The Niswander lab investigates novel mouse models of embryonic development with the overarching goal of providing insights into fundamental developmental processes, major human birth defects and potential clinical therapies. We examine the interplay among genes, environment, and epigenetic mechanisms. Our studies over the past 15 years have provided a unique perspective on the molecular mechanisms that control the formation of the central and peripheral nervous system, as well as lung, limb, and neuromuscular development. Our particular focus is on the common and severe birth defect wherein the neural tube (NT) fails to close resulting in neural tube defects (NTDs, such as spina bifida).
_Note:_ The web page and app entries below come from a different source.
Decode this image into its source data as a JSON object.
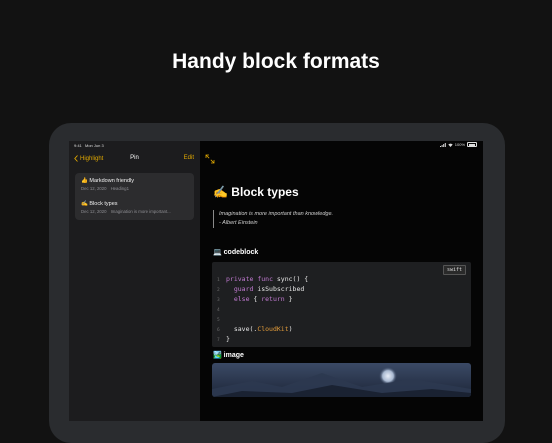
{
  "headline": "Handy block formats",
  "status_bar": {
    "time": "9:41",
    "date": "Mon Jun 3",
    "battery": "100%"
  },
  "nav": {
    "back_label": "Highlight",
    "title": "Pin",
    "edit_label": "Edit"
  },
  "notes": [
    {
      "title": "👍 Markdown friendly",
      "date": "Dec 12, 2020",
      "preview": "Heading1"
    },
    {
      "title": "✍️ Block types",
      "date": "Dec 12, 2020",
      "preview": "Imagination is more important..."
    }
  ],
  "document": {
    "title": "✍️ Block types",
    "quote_lines": [
      "Imagination is more important than knowledge.",
      "- Albert Einstein"
    ],
    "codeblock_heading": "💻 codeblock",
    "code_language": "swift",
    "code_line_numbers": [
      "1",
      "2",
      "3",
      "4",
      "5",
      "6",
      "7"
    ],
    "image_heading": "🏞️ image"
  },
  "colors": {
    "accent": "#e0a800",
    "background": "#121212",
    "sidebar": "#1c1c1e",
    "code_bg": "#1e1f21"
  }
}
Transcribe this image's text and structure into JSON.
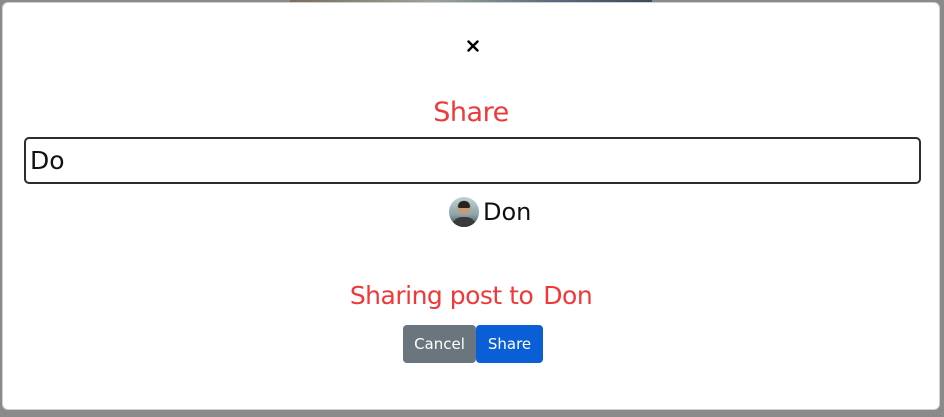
{
  "modal": {
    "close_icon": "close-icon",
    "title": "Share",
    "search": {
      "value": "Do",
      "placeholder": ""
    },
    "results": [
      {
        "name": "Don",
        "avatar_icon": "user-avatar"
      }
    ],
    "status": {
      "prefix": "Sharing post to",
      "recipient": "Don"
    },
    "buttons": {
      "cancel_label": "Cancel",
      "share_label": "Share"
    }
  },
  "colors": {
    "accent_red": "#f0383a",
    "cancel_gray": "#6b757d",
    "share_blue": "#0b5fd6"
  }
}
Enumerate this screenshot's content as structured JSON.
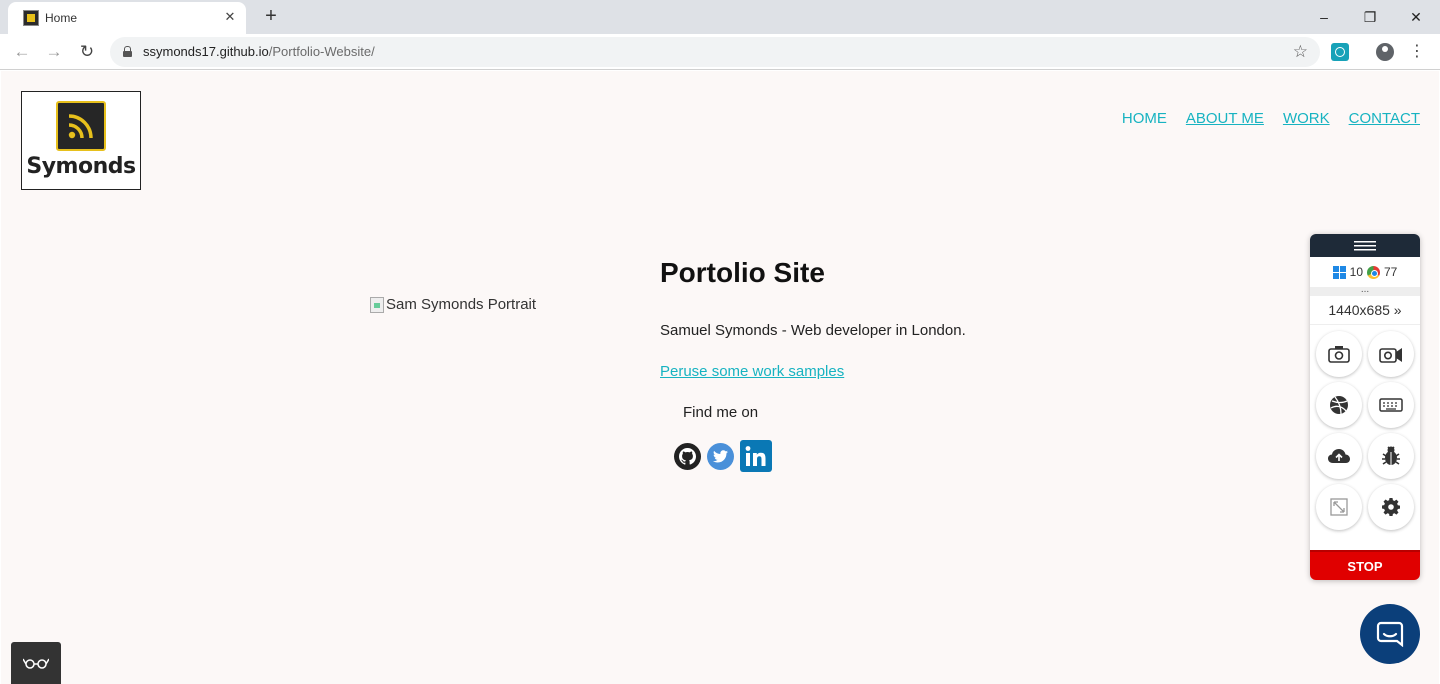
{
  "browser": {
    "tab_title": "Home",
    "tab_close": "✕",
    "new_tab": "+",
    "window_controls": {
      "minimize": "–",
      "restore": "❐",
      "close": "✕"
    },
    "url_host": "ssymonds17.github.io",
    "url_path": "/Portfolio-Website/",
    "back": "←",
    "forward": "→",
    "reload": "↻",
    "star": "☆",
    "menu": "⋮"
  },
  "site": {
    "logo_text": "Symonds",
    "nav": [
      {
        "label": "HOME"
      },
      {
        "label": "ABOUT ME"
      },
      {
        "label": "WORK"
      },
      {
        "label": "CONTACT"
      }
    ],
    "portrait_alt": "Sam Symonds Portrait",
    "title": "Portolio Site",
    "subtitle": "Samuel Symonds - Web developer in London.",
    "work_link": "Peruse some work samples",
    "find_me": "Find me on",
    "social": [
      "github-icon",
      "twitter-icon",
      "linkedin-icon"
    ]
  },
  "widget": {
    "os_version": "10",
    "browser_version": "77",
    "dots": "...",
    "resolution": "1440x685",
    "resolution_arrow": "»",
    "stop_label": "STOP",
    "buttons": [
      "screenshot-icon",
      "video-icon",
      "dribbble-icon",
      "keyboard-icon",
      "upload-icon",
      "bug-icon",
      "resize-icon",
      "settings-icon"
    ]
  },
  "colors": {
    "accent": "#17b3c1",
    "page_bg": "#fcf8f7",
    "stop": "#e00000",
    "chat": "#0b3f7a"
  }
}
To provide a more comprehensive understanding of the genetic basis of NTDs and other birth defects, and to reflect better the allelic variation in humans, we used unbiased forward genetic screens in the mouse. With respect to NTDs, we identified and cloned >25 genes not previously implicated in NT closure and developed assays to define the processes disrupted by these mutations. Moreover, using a combination of molecular, biochemical and cell biological assays we determined their mechanisms of action. Because the inability to visualize the cellular dynamics of NT closure in the living mouse embryo has been a handicap, we developed innovative methods for time-lapse imaging that allow us to couple our molecular insights to the regulation of cell behaviors that drive NT closure. Although environmental factors clearly influence human NTD risk, only a small subset of mouse mutants had been tested for their responsiveness to dietary factors. Therefore, we are using our mouse models to explore gene-environment interactions that influence NTD risk, including iron and zinc homeostasis and folic acid fortification. We also study the developmental defects associated with mutations in epigenetic regulators and have defined the impact of mutations in epigenetic modifiers (chromatin modifiers and histone acetyltransferases), as well as how folic acid pathway as the universal methyl donor in the cells may impact the epigenome using methods that include transcriptional profiling, whole-genome DNA methylation analyses, and ChIP-Seq.
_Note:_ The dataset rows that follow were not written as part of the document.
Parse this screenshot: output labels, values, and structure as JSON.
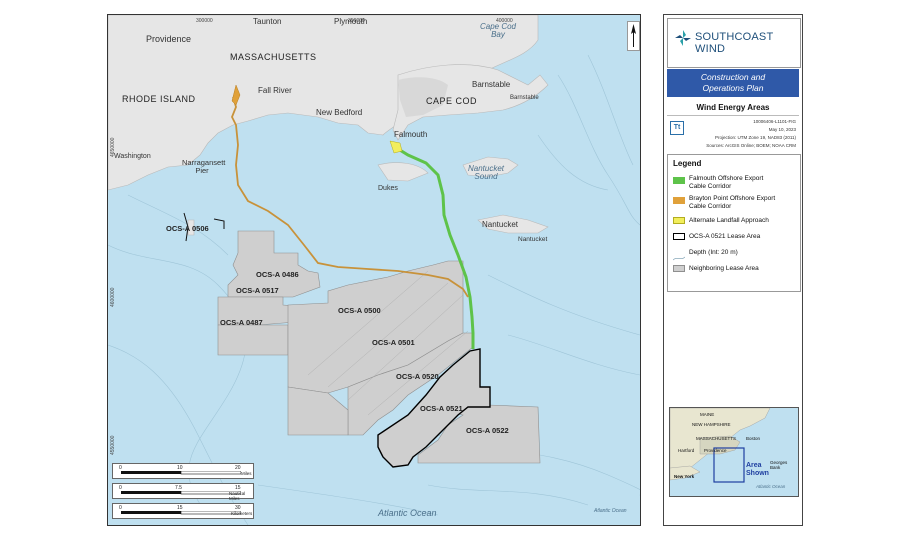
{
  "map": {
    "places": {
      "providence": "Providence",
      "taunton": "Taunton",
      "plymouth": "Plymouth",
      "cape_cod_bay": "Cape Cod Bay",
      "massachusetts": "MASSACHUSETTS",
      "rhode_island": "RHODE ISLAND",
      "fall_river": "Fall River",
      "new_bedford": "New Bedford",
      "barnstable": "Barnstable",
      "barnstable_2": "Barnstable",
      "cape_cod": "CAPE COD",
      "falmouth": "Falmouth",
      "washington": "Washington",
      "narragansett_pier": "Narragansett Pier",
      "dukes": "Dukes",
      "nantucket_sound": "Nantucket Sound",
      "nantucket": "Nantucket",
      "nantucket_2": "Nantucket",
      "atlantic_ocean": "Atlantic Ocean",
      "atlantic_ocean_small": "Atlantic Ocean"
    },
    "leases": {
      "a0506": "OCS-A 0506",
      "a0486": "OCS-A 0486",
      "a0517": "OCS-A 0517",
      "a0487": "OCS-A 0487",
      "a0500": "OCS-A 0500",
      "a0501": "OCS-A 0501",
      "a0520": "OCS-A 0520",
      "a0521": "OCS-A 0521",
      "a0522": "OCS-A 0522"
    },
    "coords_top": [
      "300000",
      "350000",
      "400000"
    ],
    "coords_left": [
      "4650000",
      "4600000",
      "4550000"
    ],
    "scalebars": [
      {
        "ticks": [
          "0",
          "10",
          "20"
        ],
        "unit": "Miles"
      },
      {
        "ticks": [
          "0",
          "7.5",
          "15"
        ],
        "unit": "Nautical Miles"
      },
      {
        "ticks": [
          "0",
          "15",
          "30"
        ],
        "unit": "Kilometers"
      }
    ]
  },
  "panel": {
    "brand": "SOUTHCOAST WIND",
    "plan_line1": "Construction and",
    "plan_line2": "Operations Plan",
    "figure_title": "Wind Energy Areas",
    "meta": [
      "10006406-L1101-FIG",
      "May 10, 2023",
      "Projection: UTM Zone 19, NAD83 (2011)",
      "Sources: ArcGIS Online; BOEM; NOAA CRM"
    ],
    "tt_mark": "Tt",
    "legend": {
      "title": "Legend",
      "items": [
        {
          "label_line1": "Falmouth Offshore Export",
          "label_line2": "Cable Corridor",
          "color": "#5ec34a"
        },
        {
          "label_line1": "Brayton Point Offshore Export",
          "label_line2": "Cable Corridor",
          "color": "#e0a13a"
        },
        {
          "label_line1": "Alternate Landfall Approach",
          "label_line2": "",
          "color": "#f2ee5c"
        },
        {
          "label_line1": "OCS-A 0521 Lease Area",
          "label_line2": "",
          "color": "#000000"
        },
        {
          "label_line1": "Depth (Int: 20 m)",
          "label_line2": "",
          "color": "#8aaabb"
        },
        {
          "label_line1": "Neighboring Lease Area",
          "label_line2": "",
          "color": "#cfcfcf"
        }
      ]
    },
    "inset": {
      "maine": "MAINE",
      "new_hampshire": "NEW HAMPSHIRE",
      "massachusetts": "MASSACHUSETTS",
      "boston": "Boston",
      "hartford": "Hartford",
      "providence": "Providence",
      "new_york": "New York",
      "area_shown_1": "Area",
      "area_shown_2": "Shown",
      "georges_bank": "Georges Bank",
      "atlantic_ocean": "Atlantic Ocean"
    }
  },
  "colors": {
    "water": "#bfe0f0",
    "land": "#e6e6e6",
    "lease": "#cfcfcf",
    "falmouth_cable": "#5ec34a",
    "brayton_cable": "#c8923a",
    "landfall": "#f2ee5c",
    "brand_blue": "#2f59a8"
  },
  "icons": [
    "north-arrow-icon",
    "southcoast-wind-logo-icon",
    "tetra-tech-logo-icon"
  ]
}
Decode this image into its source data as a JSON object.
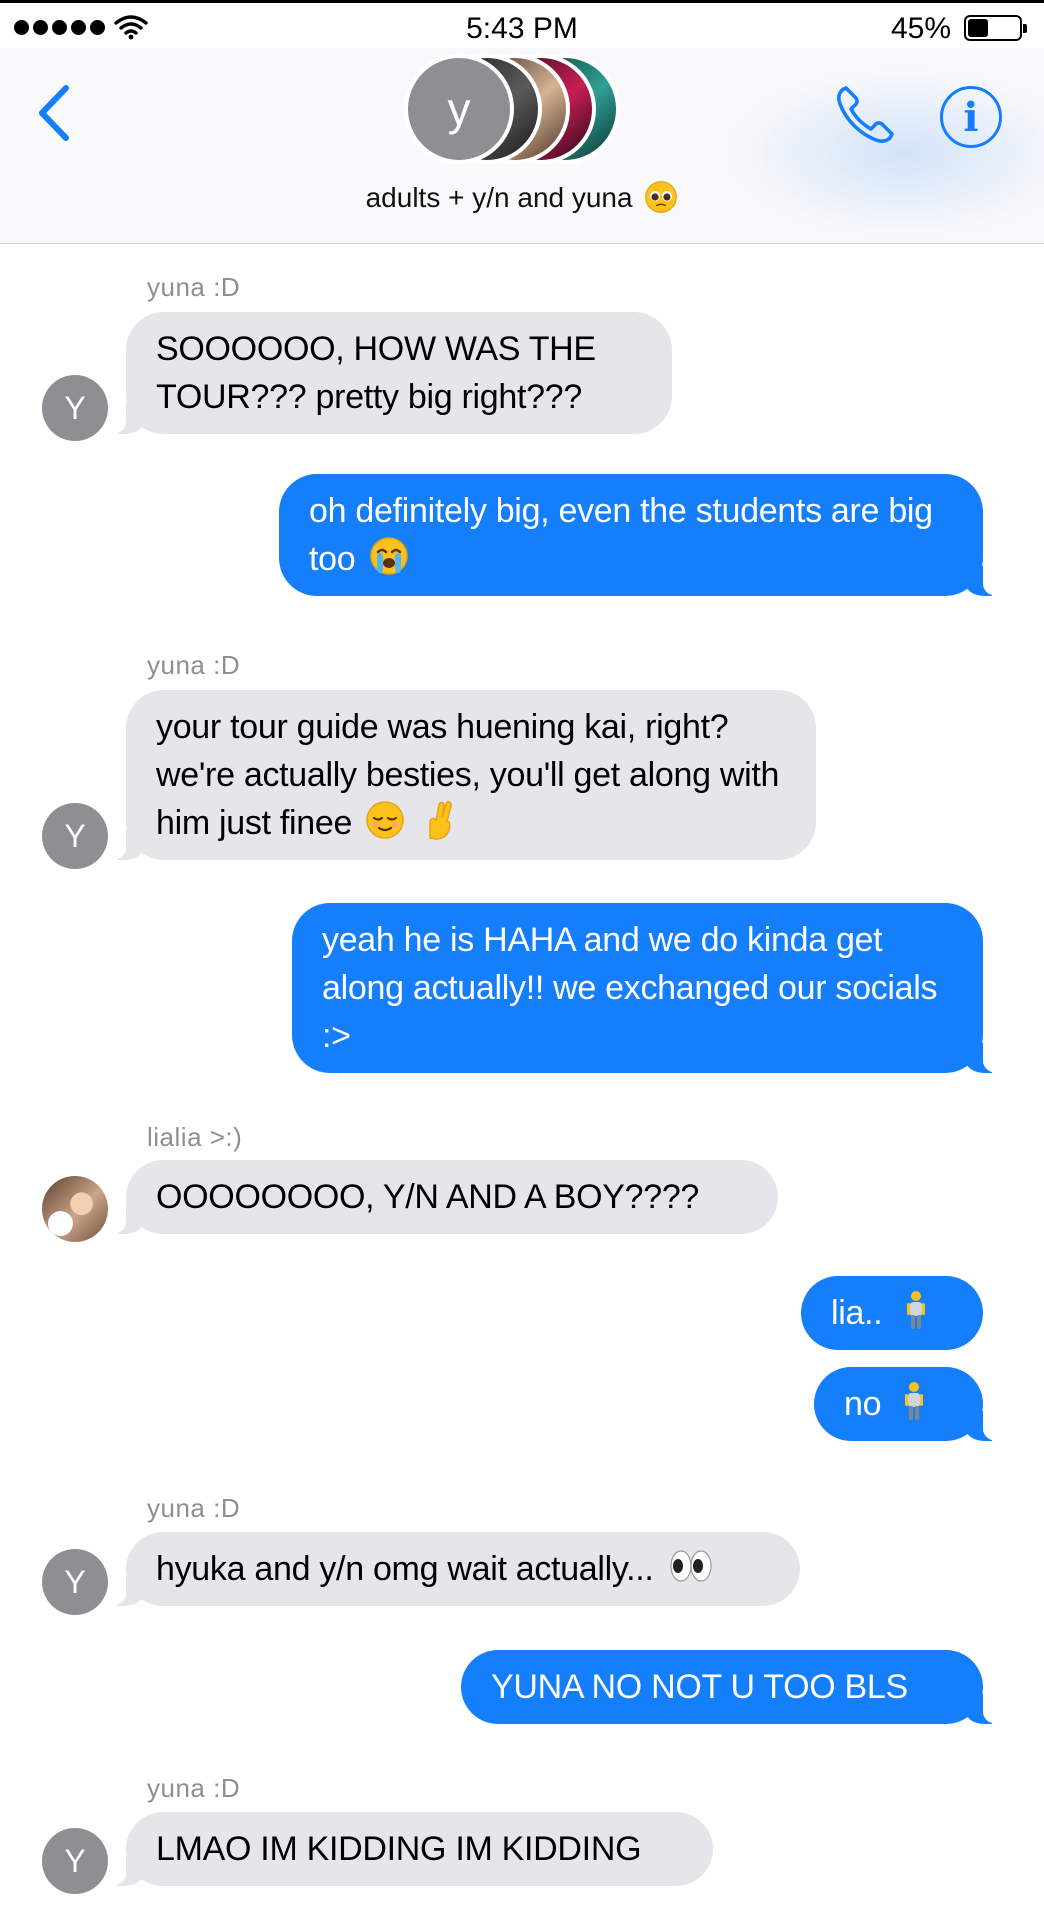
{
  "status_bar": {
    "time": "5:43 PM",
    "battery_percent": "45%",
    "battery_level": 0.45,
    "signal_dots": 5
  },
  "header": {
    "avatar_letter": "y",
    "group_title": "adults + y/n and yuna",
    "title_emoji": "pleading-face-emoji",
    "back_icon": "chevron-left-icon",
    "call_icon": "phone-icon",
    "info_icon": "info-icon",
    "accent_color": "#147efb"
  },
  "messages": [
    {
      "sender": "yuna :D",
      "avatar": "Y",
      "direction": "incoming",
      "text": "SOOOOOO, HOW WAS THE TOUR??? pretty big right???"
    },
    {
      "direction": "outgoing",
      "text": "oh definitely big, even the students are big too",
      "emoji": "loudly-crying-face-emoji"
    },
    {
      "sender": "yuna :D",
      "avatar": "Y",
      "direction": "incoming",
      "text": "your tour guide was huening kai, right? we're actually besties, you'll get along with him just finee",
      "emoji": "relieved-face-and-crossed-fingers-emoji"
    },
    {
      "direction": "outgoing",
      "text": "yeah he is HAHA and we do kinda get along actually!! we exchanged our socials :>"
    },
    {
      "sender": "lialia >:)",
      "avatar": "photo",
      "direction": "incoming",
      "text": "OOOOOOOO, Y/N AND A BOY????"
    },
    {
      "direction": "outgoing",
      "text": "lia..",
      "emoji": "standing-person-emoji"
    },
    {
      "direction": "outgoing",
      "text": "no",
      "emoji": "standing-person-emoji"
    },
    {
      "sender": "yuna :D",
      "avatar": "Y",
      "direction": "incoming",
      "text": "hyuka and y/n omg wait actually...",
      "emoji": "eyes-emoji"
    },
    {
      "direction": "outgoing",
      "text": "YUNA NO NOT U TOO BLS"
    },
    {
      "sender": "yuna :D",
      "avatar": "Y",
      "direction": "incoming",
      "text": "LMAO IM KIDDING IM KIDDING"
    }
  ],
  "colors": {
    "outgoing_bubble": "#147efb",
    "incoming_bubble": "#e5e5ea",
    "sender_label": "#8e8e93",
    "avatar_gray": "#8e8e93"
  }
}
I have extensive experience and success in administering research projects, in mentoring and training, leading collaborative projects, and an excellent track record in significant scientific achievements. I am firmly committed to mentoring and to graduate education. I am very proud that 100% of my former trainees (11 graduate students and 13 postdoctoral trainees and 2 clinical fellows) have remained in scientific careers. Moreover, of my 32 former and current trainees, 65% of them are women. I have also taken the lead numerous times in graduate education. Briefly, I served as the joint Director of the six-week Embryology Course for 5 summers, as well as lecturer and faculty head of the chick/mouse lab module since 1997 at the Marine Biological Labs at Woods Hole, MA. I served as the Director of the Graduate Program in Molecular Biology at Cornell University/Sloan-Kettering Institute, which through my leadership transitioned to a joint graduate program in Cell Biology & Genetics and Molecular Biology (2001-2004). At the University of Colorado, I served as the Associate Director of the campus-wide Graduate Program in the Biomedical Sciences Program (2007-2012). I am the Section Head of the Developmental Biology Section within Pediatrics and the Research Leader in the Emphasis Area of Developmental Origins of Health and Disease, as well as Chair of the Advisory Committee for the Colorado K12 Child Health Research Career Development training grant program. I also serve on a number of external Boards of Scientific Advisors, including two of KOMP2 international projects.